3 December 2008 | bkoganbing
"Stand Navy Down The Field..... Army You Steer Shy -Ay-Ay-Ay"
The US service academies have been good ground for good films for as long as there have been movies. Two years before Navy Blue And Gold came out, Annapolis got the full Hollywood treatment from Warner Brothers in Shipmates Forever. The only difference here is that no one sings in this one.
Three midshipmen from different walks of life become roommates and one of them, Tom Brown, has a sister that his two friends, James Stewart have a friendly rivalry over. All three of them play football and go on to play football for the Naval Academy.
Robert Young is the playboy of the group who just sees the Academy as the way to meet a rich woman and retire young, no pun intended. James Stewart is an enlisted man with a big secret who wants a career in the Navy in the worst way. Tom Brown is a nice young kid, rich, but with a good heart. And his sister Florence Rice has the first two guys hormones racing round the Annapolis quadrant.
Both Young and Stewart go through differing crises and each has to examine what brought them to Annapolis. How they resolve things and how outside forces deal with them is the crux of Navy Blue And Gold.
Sam Wood directed the film and he had a nice eye for the tradition and ambiance that is the Naval Academy.
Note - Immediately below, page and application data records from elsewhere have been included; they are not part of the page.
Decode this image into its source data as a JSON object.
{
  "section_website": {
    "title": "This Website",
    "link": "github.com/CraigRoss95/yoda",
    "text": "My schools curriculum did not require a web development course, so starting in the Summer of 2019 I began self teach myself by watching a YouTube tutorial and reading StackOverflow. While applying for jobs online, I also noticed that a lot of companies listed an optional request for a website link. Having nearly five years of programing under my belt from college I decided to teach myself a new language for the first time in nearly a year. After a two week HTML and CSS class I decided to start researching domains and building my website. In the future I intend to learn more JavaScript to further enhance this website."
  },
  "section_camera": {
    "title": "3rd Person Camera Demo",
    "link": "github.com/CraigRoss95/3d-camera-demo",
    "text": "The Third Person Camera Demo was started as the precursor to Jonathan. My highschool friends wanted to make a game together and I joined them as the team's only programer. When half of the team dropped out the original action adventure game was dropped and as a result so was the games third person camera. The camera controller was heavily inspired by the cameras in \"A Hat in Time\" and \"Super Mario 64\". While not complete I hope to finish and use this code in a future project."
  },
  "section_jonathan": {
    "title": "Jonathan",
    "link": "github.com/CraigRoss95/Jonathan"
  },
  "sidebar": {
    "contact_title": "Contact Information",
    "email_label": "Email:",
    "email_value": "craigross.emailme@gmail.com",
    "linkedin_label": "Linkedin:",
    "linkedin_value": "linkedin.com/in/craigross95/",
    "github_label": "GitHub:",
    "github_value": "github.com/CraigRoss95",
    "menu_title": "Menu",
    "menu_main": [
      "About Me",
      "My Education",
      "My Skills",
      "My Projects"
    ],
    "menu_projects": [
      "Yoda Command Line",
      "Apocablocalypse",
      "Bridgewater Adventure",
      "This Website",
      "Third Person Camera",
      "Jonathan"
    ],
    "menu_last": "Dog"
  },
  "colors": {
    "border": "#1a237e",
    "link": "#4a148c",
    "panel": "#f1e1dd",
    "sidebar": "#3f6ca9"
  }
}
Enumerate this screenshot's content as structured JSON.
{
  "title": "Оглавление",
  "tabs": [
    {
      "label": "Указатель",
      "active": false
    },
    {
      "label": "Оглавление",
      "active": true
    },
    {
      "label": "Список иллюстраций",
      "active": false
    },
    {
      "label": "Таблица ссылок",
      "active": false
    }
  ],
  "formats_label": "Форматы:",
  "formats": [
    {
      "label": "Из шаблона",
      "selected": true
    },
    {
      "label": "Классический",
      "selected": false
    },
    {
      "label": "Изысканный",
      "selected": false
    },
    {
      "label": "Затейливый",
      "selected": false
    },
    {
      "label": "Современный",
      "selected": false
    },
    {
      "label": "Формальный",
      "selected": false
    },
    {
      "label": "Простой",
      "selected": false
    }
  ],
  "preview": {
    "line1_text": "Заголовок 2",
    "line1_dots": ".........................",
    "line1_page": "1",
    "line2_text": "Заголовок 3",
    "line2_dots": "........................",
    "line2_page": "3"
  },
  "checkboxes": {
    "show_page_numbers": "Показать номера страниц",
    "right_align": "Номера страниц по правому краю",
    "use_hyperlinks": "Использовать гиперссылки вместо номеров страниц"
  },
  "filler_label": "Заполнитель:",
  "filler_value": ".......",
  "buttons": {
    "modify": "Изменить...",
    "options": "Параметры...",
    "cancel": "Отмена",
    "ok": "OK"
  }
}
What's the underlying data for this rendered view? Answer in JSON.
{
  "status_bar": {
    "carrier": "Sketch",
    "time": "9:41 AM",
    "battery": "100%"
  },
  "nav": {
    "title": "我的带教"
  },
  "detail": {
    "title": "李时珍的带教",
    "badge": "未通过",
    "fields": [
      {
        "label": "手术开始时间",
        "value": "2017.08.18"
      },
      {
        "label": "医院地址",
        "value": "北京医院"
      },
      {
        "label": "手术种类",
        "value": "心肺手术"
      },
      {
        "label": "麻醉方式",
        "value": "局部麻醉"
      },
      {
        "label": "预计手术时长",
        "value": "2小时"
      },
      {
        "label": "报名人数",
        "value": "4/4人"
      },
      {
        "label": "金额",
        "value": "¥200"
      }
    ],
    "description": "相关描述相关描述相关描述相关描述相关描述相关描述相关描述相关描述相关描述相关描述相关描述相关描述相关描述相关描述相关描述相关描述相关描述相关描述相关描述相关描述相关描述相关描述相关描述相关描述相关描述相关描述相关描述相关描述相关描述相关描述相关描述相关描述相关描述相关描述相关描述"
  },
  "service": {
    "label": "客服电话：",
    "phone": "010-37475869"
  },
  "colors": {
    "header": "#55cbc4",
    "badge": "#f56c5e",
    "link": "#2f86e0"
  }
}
Every film I ever saw about either West Point or Annapolis is reverent about the place and this is no different. The people that come here surrender their lives to lead those who defend our country. The Academies ask and get only the best and brightest.
The cast is rounded out with some well rounded character parts like Paul Kelly as the Naval Academy Football Coach, Samuel S. Hinds and Billie Burke as the parents of Rice and Brown, and most of all Lionel Barrymore as Skinny Dawes, the oldest graduate of the Academy and original starter on the Navy's first football squad.
It all ends in annual Army-Navy football game and need I tell you who wins it. Funny thing is that I could have taken the same story and turned it around and written it for the Army. No doubt it's been done already.
Seeing James Stewart all idealistic about the Navy and its traditions leaves you no doubt as to why he became a big star and why he was so good in roles like Mr. Smith Goes To Washington. Watching Stewart in his part as Tuck Cross is like seeing Jefferson Smith get a college education. Note that in 1937 Robert Young is billed over Stewart, but by 1940 when they did The Mortal Storm, the billing had reversed.
Navy Blue And Gold is one sentimental picture. But there are those of us who like our sentiment.